For a performer like Cage (Rage), who’s been known to get completely over the top nuts with his character even when the script didn’t call for it, Mom and Dad is a godsend. It’s an Overact for Free Card. And he fully maxes it out here. He embraces the lunacy of the film and performs like he’s walking on glass spikes.
That’s probably exactly why he was the ideal guy for director/writer Brian Taylor’s divisive effort. There’s been some films that sounded like a bad idea that surprisingly won me over, but I doubt that’s going to be the case with Mom and Dad. This is a film with little middle ground. Audiences will either decide the premise has no entertainment value and hate every 123 minutes of its run time or be curious enough to give it a chance and appreciate it.

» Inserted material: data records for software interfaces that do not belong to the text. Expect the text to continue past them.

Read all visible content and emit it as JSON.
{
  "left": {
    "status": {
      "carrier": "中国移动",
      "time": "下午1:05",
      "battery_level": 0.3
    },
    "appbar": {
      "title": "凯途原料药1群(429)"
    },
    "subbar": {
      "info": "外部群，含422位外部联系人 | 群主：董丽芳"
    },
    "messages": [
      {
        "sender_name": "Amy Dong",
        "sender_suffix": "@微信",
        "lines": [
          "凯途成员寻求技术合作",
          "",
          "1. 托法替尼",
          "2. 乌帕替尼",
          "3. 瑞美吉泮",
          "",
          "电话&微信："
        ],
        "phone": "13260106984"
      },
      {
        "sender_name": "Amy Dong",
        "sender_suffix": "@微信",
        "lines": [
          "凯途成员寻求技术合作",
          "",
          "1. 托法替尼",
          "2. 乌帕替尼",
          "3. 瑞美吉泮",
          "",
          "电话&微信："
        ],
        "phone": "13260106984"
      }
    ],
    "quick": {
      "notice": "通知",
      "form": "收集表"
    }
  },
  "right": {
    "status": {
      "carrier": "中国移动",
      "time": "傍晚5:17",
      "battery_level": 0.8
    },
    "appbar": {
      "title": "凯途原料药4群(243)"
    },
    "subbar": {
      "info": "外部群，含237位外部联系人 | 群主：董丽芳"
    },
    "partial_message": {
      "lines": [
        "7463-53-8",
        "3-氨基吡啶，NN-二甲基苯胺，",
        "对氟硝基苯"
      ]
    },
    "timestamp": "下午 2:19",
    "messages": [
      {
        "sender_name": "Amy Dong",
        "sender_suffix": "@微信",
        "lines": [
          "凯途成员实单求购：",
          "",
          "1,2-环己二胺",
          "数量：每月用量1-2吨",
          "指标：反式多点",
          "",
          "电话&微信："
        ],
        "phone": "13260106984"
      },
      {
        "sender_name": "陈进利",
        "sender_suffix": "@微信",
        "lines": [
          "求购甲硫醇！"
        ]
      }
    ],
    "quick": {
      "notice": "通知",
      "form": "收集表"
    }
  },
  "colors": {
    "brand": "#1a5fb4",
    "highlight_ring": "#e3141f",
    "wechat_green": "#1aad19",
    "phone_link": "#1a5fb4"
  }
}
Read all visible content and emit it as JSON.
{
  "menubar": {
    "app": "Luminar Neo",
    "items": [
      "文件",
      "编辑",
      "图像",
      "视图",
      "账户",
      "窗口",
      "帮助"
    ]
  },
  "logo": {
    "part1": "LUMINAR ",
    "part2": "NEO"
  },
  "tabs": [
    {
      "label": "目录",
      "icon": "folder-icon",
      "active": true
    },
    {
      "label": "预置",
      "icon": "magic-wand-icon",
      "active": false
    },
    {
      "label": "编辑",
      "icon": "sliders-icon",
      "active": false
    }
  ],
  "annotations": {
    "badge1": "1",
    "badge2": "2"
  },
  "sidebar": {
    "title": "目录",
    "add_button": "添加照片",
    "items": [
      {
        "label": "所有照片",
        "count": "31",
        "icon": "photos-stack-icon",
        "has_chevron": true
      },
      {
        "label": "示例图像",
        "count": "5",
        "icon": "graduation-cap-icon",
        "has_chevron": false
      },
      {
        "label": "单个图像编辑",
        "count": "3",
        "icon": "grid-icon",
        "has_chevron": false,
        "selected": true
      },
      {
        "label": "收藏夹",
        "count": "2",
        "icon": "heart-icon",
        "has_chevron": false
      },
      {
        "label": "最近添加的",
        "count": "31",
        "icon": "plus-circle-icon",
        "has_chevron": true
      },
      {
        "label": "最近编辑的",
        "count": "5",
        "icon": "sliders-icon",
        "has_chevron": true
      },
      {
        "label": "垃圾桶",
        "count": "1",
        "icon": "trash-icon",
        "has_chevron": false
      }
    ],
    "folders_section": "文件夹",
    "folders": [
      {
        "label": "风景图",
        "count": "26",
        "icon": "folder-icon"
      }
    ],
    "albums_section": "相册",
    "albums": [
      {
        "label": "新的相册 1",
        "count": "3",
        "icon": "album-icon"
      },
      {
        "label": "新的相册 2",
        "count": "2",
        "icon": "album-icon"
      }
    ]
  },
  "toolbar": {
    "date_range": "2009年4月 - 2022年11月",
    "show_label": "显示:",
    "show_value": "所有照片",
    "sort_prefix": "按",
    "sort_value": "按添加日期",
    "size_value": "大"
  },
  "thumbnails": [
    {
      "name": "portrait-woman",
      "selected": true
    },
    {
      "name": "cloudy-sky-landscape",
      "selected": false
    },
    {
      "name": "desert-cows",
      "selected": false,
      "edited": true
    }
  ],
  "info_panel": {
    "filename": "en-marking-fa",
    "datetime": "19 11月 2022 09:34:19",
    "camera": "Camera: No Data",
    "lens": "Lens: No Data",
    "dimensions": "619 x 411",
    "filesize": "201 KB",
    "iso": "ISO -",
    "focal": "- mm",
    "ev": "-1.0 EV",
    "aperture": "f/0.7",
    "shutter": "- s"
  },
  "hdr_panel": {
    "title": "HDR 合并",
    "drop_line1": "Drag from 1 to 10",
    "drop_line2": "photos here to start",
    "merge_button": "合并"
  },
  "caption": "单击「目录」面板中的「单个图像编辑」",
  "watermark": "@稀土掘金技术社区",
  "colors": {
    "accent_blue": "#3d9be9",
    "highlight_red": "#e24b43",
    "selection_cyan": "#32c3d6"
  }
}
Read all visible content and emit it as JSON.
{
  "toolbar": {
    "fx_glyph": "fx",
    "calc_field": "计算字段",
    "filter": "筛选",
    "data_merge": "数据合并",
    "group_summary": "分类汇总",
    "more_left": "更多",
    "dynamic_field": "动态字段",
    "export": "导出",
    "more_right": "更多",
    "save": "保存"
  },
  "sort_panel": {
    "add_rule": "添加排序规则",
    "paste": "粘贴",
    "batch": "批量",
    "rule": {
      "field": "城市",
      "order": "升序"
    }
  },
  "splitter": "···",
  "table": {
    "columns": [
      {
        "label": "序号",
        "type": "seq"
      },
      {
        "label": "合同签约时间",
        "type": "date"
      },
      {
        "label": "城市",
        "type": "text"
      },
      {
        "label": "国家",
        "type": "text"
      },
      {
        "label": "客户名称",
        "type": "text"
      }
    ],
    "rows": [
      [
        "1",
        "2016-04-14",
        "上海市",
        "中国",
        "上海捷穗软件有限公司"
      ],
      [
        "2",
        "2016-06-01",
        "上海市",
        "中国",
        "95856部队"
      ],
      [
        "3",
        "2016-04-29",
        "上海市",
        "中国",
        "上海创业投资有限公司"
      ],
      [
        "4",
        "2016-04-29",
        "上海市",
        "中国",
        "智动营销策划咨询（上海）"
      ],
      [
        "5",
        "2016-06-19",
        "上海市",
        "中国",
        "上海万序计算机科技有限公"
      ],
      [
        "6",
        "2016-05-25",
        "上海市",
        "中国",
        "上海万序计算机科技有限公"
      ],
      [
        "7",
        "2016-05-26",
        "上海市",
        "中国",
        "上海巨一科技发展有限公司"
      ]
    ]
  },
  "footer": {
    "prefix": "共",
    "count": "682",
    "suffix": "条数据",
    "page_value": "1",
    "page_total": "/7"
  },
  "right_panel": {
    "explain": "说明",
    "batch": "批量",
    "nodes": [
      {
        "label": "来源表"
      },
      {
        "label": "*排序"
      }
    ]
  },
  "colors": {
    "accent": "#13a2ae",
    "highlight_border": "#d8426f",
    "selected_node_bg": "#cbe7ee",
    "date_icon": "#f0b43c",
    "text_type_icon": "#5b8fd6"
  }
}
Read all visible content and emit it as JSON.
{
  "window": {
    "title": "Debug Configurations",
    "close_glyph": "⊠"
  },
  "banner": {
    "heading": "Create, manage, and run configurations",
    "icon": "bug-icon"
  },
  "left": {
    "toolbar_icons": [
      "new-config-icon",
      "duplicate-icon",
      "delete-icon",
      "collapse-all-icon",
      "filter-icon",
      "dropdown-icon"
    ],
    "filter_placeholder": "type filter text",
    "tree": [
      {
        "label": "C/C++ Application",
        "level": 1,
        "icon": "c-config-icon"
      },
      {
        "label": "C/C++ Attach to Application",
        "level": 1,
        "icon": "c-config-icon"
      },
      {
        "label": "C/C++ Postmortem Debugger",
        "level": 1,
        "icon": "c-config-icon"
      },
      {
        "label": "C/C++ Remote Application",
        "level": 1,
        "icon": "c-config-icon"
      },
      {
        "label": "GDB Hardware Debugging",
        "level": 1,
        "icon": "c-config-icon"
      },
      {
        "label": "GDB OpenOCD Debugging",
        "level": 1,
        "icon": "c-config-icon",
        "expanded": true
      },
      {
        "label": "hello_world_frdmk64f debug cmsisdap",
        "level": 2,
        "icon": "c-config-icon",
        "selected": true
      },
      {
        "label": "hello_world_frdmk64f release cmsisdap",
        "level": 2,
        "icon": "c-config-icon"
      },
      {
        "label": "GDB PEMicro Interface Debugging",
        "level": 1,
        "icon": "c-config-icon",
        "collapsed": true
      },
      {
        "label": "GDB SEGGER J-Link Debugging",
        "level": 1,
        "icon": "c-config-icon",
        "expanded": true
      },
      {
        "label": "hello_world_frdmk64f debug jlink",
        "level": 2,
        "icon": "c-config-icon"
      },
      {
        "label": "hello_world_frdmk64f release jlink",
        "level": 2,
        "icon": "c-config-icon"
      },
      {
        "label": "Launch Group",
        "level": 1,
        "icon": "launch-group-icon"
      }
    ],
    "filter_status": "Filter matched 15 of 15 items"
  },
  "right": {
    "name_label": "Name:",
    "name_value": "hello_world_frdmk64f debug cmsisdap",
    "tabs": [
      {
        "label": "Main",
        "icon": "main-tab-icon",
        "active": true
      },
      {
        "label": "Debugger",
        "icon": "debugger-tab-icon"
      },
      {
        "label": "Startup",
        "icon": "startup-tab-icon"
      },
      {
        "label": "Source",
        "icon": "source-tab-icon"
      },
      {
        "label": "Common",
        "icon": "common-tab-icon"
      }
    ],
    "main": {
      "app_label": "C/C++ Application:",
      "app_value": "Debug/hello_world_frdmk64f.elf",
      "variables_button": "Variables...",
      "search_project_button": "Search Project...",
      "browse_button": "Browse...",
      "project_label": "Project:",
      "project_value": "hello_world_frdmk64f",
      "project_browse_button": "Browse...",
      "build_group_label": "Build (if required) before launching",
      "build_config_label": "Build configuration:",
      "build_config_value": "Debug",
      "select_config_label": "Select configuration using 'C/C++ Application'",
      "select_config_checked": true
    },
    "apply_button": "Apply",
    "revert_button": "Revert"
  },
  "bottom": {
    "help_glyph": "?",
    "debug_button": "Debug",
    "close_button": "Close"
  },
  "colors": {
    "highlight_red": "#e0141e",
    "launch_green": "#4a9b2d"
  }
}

Cage and Selma Blair are Brent and Kendall Ryan, parents to two regular enough children. Daughter Carly (Anne Winters) is a teen itching to explore all her bad impulses while son Josh (Zackary Arthur) is a slightly mischievous kid. You get the sense early on that Brent and Kendall tried, failed and ultimately gave up on the whole stern parenting aspect of the job a long time ago.
As the child killer virus spreads, the parents are in greater control of their faculties than zombies and try to kill their kids not with kindness, but whatever weapon is in reach. Parents lure their children in and savagely and oftentimes brutally kill them. This leads to some uncomfortably blood and violent sequences, but this was really a watch at your own risk kind of film anyway.
Maybe there’s some subtle way of embracing every parent’s weakest moment. That Homer Simpson point when they just want to throttle their kid. Taylor, the co-director/writer of the Crank series, is not the kind of filmmaker who dabbles or is even remotely familiar with subtlety. Taylor favors the more is good, but more with explosions, mayhem and hard-charging music is the only way to go philosophy.
This leads to Taylor constantly resorting to more desperate and outrageous scenarios for shocks. A woman who just delivered her new baby suddenly gets the urge to smother it in the delivery room. And a visit from grandparents (including Lance Henriksen) makes for a brief moment of creative insanity with two sets of parents on a murder rage. And I can’t fully hate on a film where the young black guy, Carly’s boyfriend (Robert T. Cunningham), proves surprisingly difficult to kill.
Lost in the blur or hyperactive editing and senses assaulting is some interesting moments about middle age, diminished expectations and failed dreams. It’s in those quiet moments where Blair and Cage get to provide some insight in Bob and Kendall’s resentment and jealousy of their children’s freedom and wide-open potential before life and responsibility crushed them.
Blair is perennially underrated and she manages to keep Kendall sympathetic even when she’s indulging her most violent impulses. Cage is Cage, but this is a role that warrants it so why complain when a performer is so perfectly dialed in?
This premise is a hard sell, but with more dialogue and less extreme rage, Taylor could have found a better lane for his idea. Mom and Dad won’t be for everyone and in this instance, that’s probably a good thing.
Rating: 3 out of 10
Photo Credit: Armory Films